The global discourse about human development is dominated by the formula that ‘faster economic growth + more foreign aid + better governance = MDGs’. The conventional view regards slow growth as the main reason why so many countries will miss the Millennium Development Goals by 2015. Others argue that it is insufficient foreign aid or inadequate governance that prevent so many countries from achieving the MDGs. In other words, human development is considered as either growth-, aid- or governance-mediated. Thus, the development narrative is reduced to a technical argument about these three aspects of development. To substantiate the argument, extensive use – if not misuse – is made of statistics. The latest poverty estimates of the World Bank, for example, claim that the absolute number of poor people in Africa declined between 2005 and 2008; this for the first time. Nine million fewer Africans living in poverty, is that not a reason to celebrate? Does it not prove that growth is reducing poverty?

The lecture will nuance this view; if not dismiss it altogether. It will be argued that reducing human poverty requires much more that growth, grants or governance. Foremost, human development involves fundamental transformation in society, which transcend any macroeconomic or institutional model. A parallel will be drawn between two leaders in the 17th century to illustrate that today’s conventional thinking is not always based on empirical evidence but more often on over-simplification, over-generalisation and over-abstraction. The lecture will debunk the claim that Africa’s performance is worse than that of the other regions. The oft-repeated statement that Africa is missing the targets is missing the point. The point is that Africa must not meet the MDGs for the world to meet them. Moreover, the region is contributing more than her fair share to global progress regarding most dimensions of human wellbeing.

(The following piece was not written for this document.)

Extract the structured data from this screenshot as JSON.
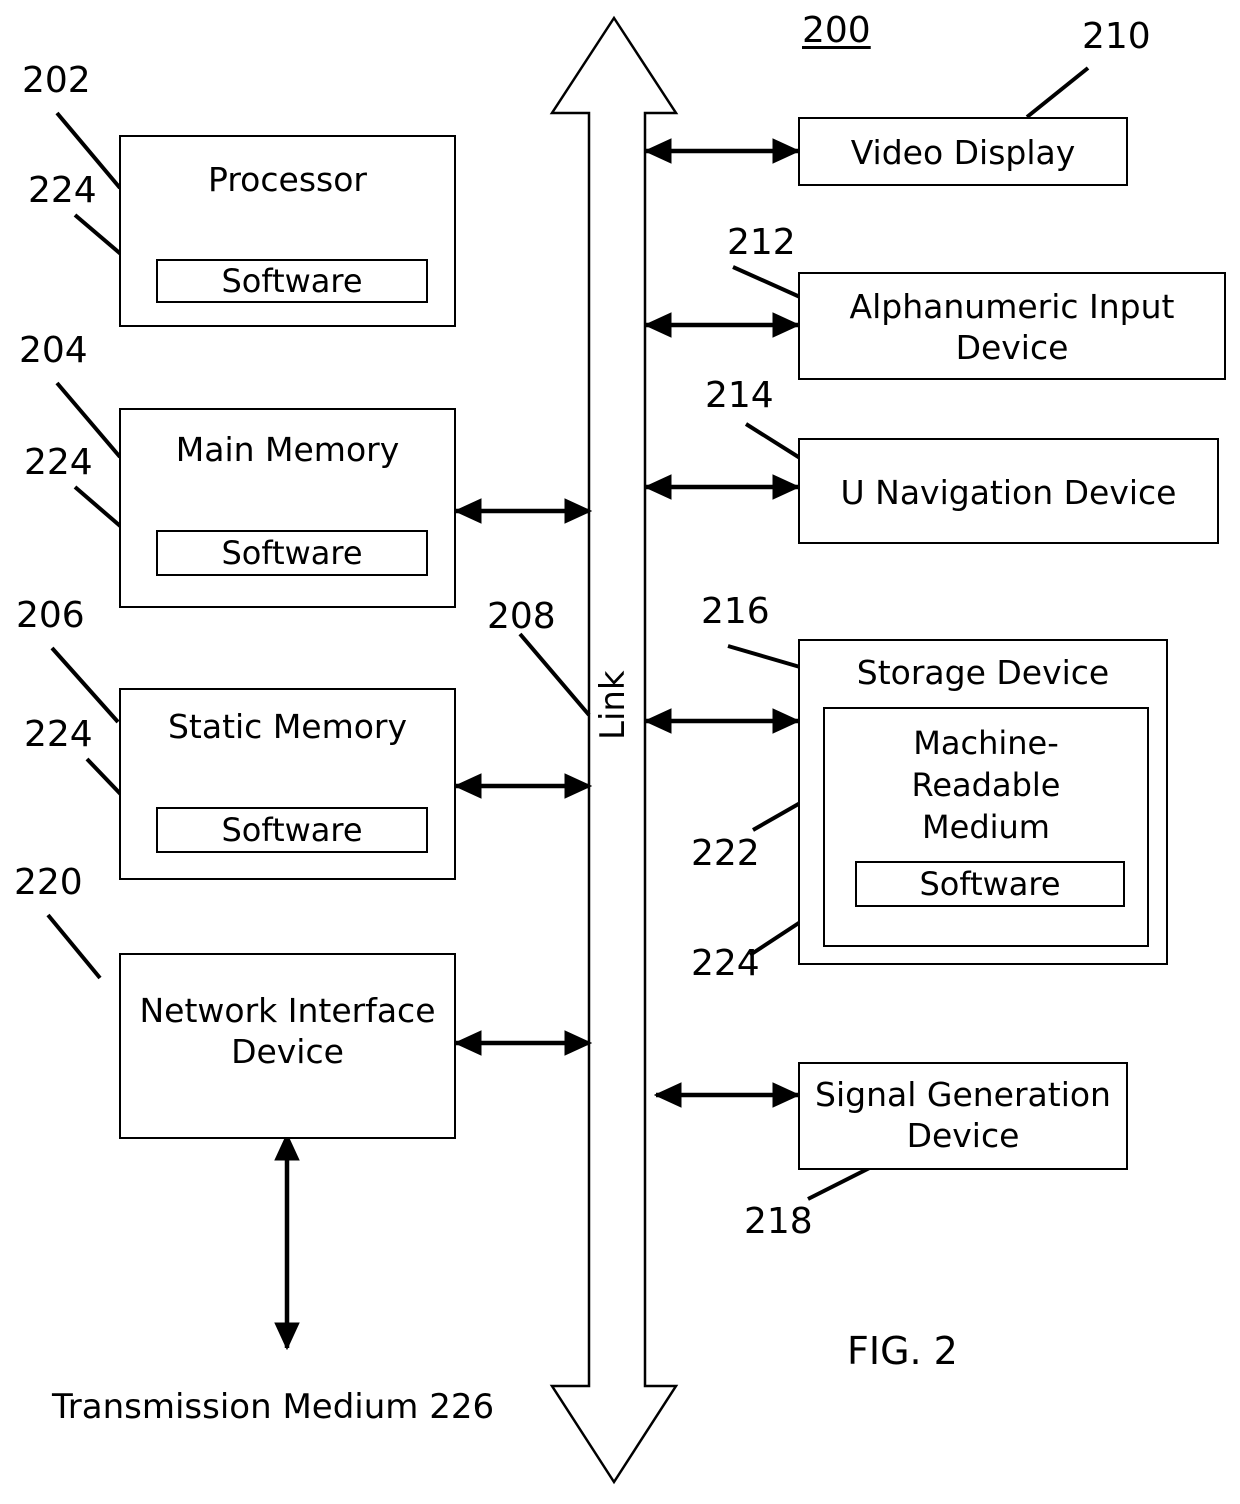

Discurso do Secretário de Estado dos Negócios Estrangeiros e da Cooperação, Luís Brites Pereira